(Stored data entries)
================

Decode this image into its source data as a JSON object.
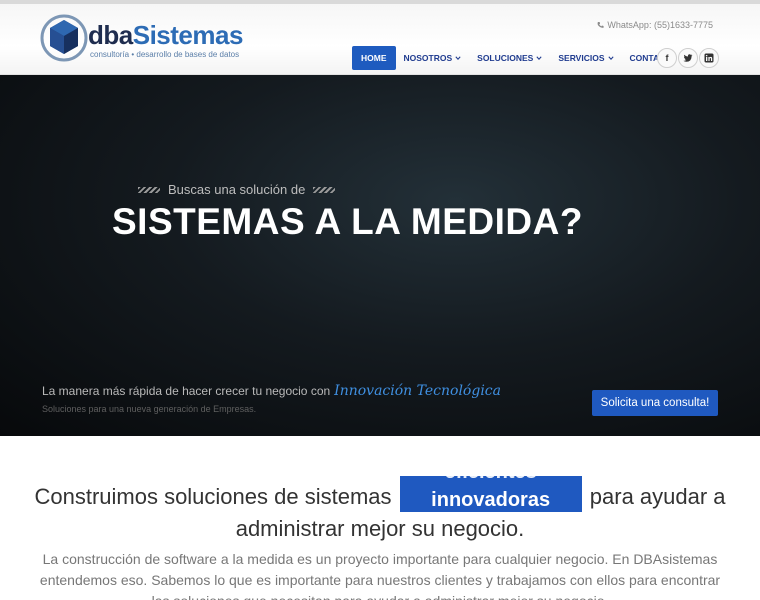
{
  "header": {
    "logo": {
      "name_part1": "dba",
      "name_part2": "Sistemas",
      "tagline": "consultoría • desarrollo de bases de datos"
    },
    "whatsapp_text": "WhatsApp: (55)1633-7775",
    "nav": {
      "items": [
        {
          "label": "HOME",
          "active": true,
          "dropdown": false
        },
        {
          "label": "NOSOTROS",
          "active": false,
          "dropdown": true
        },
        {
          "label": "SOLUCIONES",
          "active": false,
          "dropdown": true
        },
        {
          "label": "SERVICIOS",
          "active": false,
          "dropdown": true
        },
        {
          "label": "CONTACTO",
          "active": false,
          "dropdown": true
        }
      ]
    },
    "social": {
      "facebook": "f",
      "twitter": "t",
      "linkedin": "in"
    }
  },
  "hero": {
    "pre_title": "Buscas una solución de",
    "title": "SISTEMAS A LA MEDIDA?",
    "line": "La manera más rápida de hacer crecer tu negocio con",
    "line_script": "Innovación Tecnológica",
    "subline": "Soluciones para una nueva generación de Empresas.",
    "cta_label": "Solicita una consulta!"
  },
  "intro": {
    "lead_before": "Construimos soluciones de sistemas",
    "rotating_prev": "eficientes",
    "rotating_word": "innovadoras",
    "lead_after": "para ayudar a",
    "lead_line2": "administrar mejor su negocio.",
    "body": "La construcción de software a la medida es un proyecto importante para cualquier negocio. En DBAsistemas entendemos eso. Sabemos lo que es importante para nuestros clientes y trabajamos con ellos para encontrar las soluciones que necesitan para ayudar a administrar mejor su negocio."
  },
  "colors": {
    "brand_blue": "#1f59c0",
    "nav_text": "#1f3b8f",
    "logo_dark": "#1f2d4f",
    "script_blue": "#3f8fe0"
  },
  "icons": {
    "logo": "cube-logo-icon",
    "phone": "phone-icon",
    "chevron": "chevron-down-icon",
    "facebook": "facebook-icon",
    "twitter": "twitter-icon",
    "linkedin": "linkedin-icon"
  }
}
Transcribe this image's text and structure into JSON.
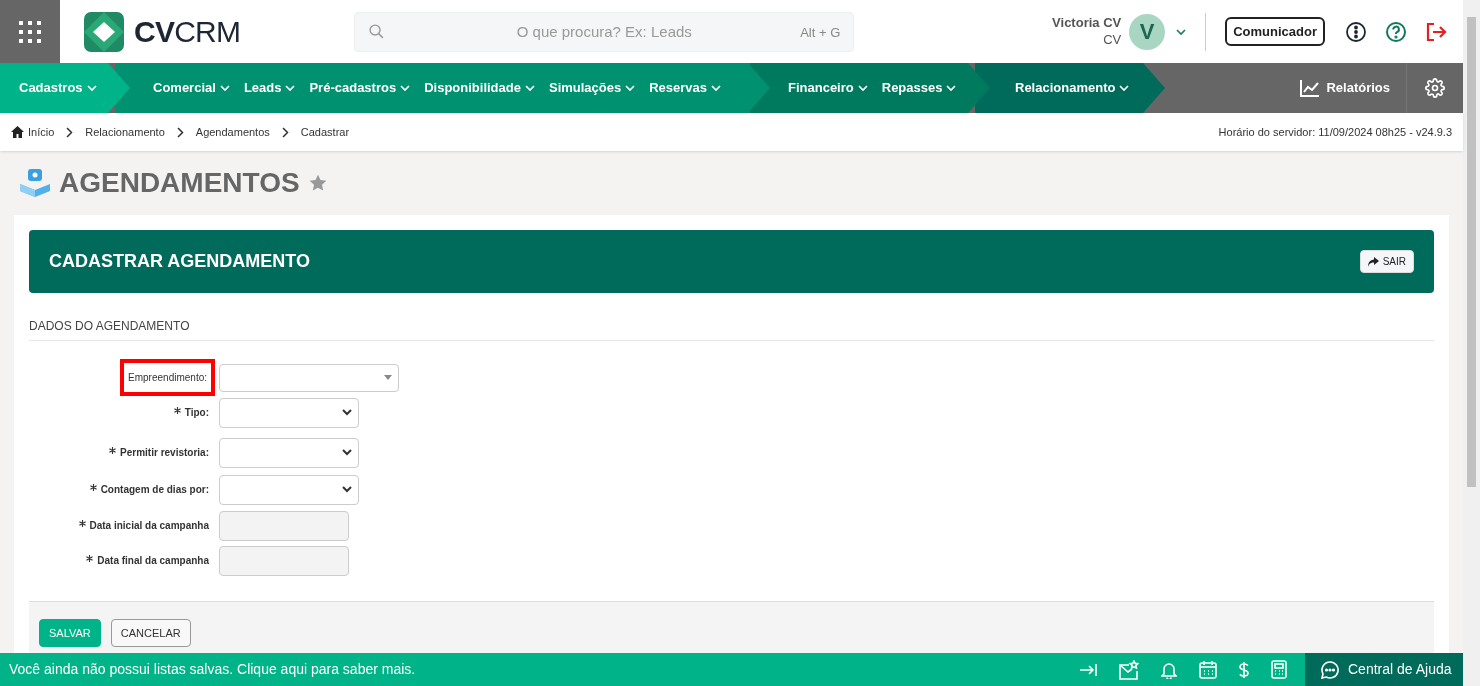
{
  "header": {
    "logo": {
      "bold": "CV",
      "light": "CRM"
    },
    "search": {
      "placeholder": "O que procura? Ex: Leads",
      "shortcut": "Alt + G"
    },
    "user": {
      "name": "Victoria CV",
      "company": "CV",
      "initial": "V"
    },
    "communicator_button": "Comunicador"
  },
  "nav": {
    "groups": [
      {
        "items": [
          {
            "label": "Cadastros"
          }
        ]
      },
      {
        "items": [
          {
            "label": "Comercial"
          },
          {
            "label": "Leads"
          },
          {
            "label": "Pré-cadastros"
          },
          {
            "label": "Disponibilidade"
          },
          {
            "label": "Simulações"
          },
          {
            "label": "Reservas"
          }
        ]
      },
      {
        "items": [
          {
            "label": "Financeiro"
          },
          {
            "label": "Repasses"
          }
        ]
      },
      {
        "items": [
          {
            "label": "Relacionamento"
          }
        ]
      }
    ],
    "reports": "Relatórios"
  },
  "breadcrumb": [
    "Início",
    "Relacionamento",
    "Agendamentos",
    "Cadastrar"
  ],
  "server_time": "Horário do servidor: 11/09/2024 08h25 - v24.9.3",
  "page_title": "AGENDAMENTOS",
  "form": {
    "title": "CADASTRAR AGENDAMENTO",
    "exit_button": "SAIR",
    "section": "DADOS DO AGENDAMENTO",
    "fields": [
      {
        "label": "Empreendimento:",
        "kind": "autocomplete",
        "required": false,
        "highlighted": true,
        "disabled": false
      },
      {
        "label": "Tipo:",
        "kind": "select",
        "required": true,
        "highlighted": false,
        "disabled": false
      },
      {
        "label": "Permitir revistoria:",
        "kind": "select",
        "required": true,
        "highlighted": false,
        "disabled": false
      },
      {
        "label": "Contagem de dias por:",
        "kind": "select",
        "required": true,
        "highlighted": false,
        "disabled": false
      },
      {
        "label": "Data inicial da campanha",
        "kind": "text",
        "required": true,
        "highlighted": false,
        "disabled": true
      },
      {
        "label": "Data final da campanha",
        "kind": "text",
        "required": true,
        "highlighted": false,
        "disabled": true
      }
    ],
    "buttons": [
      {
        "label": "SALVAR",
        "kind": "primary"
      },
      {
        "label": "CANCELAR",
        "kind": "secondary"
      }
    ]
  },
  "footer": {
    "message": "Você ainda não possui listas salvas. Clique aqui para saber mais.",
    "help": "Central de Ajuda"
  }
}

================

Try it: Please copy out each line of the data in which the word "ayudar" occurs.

Result for this task:
    "lead_after": "para ayudar a",
    "body": "La construcción de software a la medida es un proyecto importante para cualquier negocio. En DBAsistemas entendemos eso. Sabemos lo que es importante para nuestros clientes y trabajamos con ellos para encontrar las soluciones que necesitan para ayudar a administrar mejor su negocio."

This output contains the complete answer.